God made it easy and straight forward in starting a relationship with him. For some of us, it happened when mom came in our room when we were six and prayed for us at our bedtime and then asked us if we wanted “Jesus to come into our heart.” For some others, it happened in high school or college, an arduous intellectual process in which we needed all the facts lined up, and all the apologetics made straight in our mind, and we then made a mental transformation in our belief system. And then for some of us, we were deep in our own broken world, had made a total mess of our lives, maybe we were going from bed to bed or from drink to drink, and saw only one way out and that was the way of Jesus. Believers come in all different shapes and sizes; perhaps they have been Christians for 40 days or as long as 40 years.

There are many ways in which God reaches out to each of us. Often, he is quite imaginative in his approach. Jesus is so in love with us that he will do whatever it takes to be near us, close to us, in relationship with us. There are many ways in which he captivates us and I have heard countless stories and the many different ways in which people come to faith. 1) A guy hands you a tract on the subway. 2) It's late at night, you can’t sleep because of that stupid nasal congestion, and you’re flipping through the channels and you come upon some television preacher. 3) You are all alone in another town on a business trip for three days and on the second day you open up the bedstand table and begin flipping through the book that lies in there. 4) A friend opens up their life to you about Someone who has made a dramatic difference in their life. Many years ago when I was living in Chicago, I heard Joseph Stowell comment during a sermon, “God is like the Canadian Mounty Police…He always get his man.” And in doing so, he comes up with some of the most normal and most odd ways in bridging that gap.

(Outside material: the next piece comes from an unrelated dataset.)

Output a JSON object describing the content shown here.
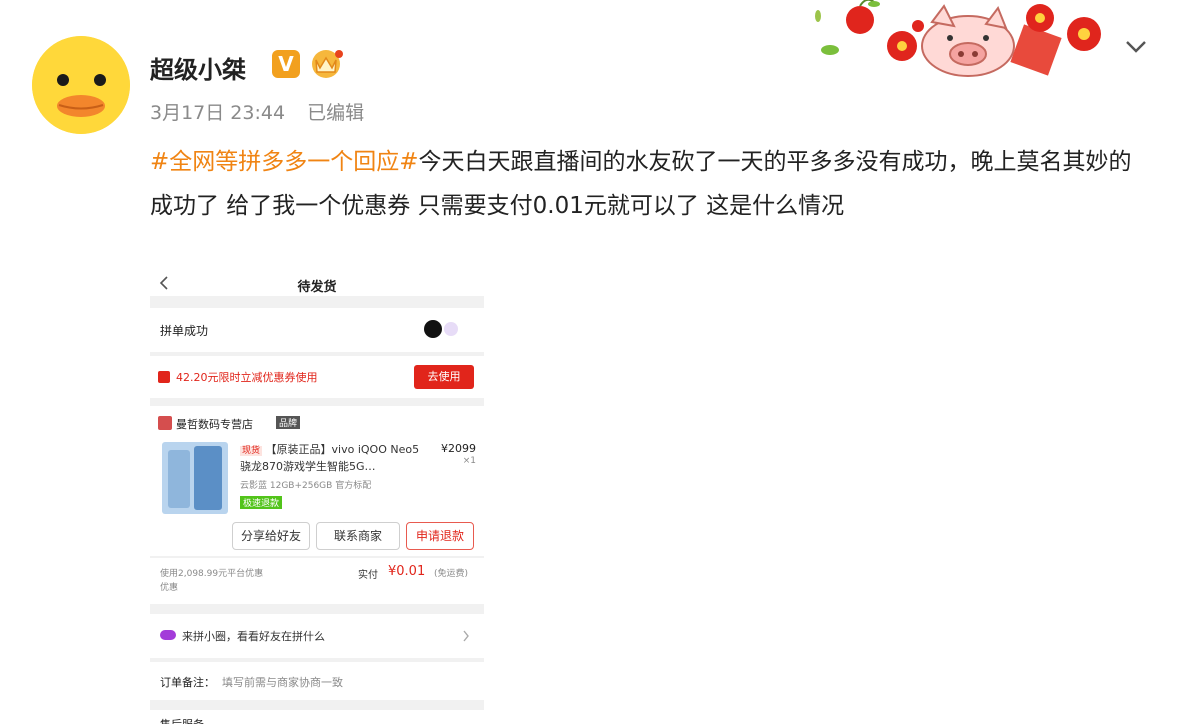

Next time, I will tell you a fairly remarkable story on how one person began to "believe" in Jesus, and overtime God began to bridge this gap from not believing to at least believing just a little bit.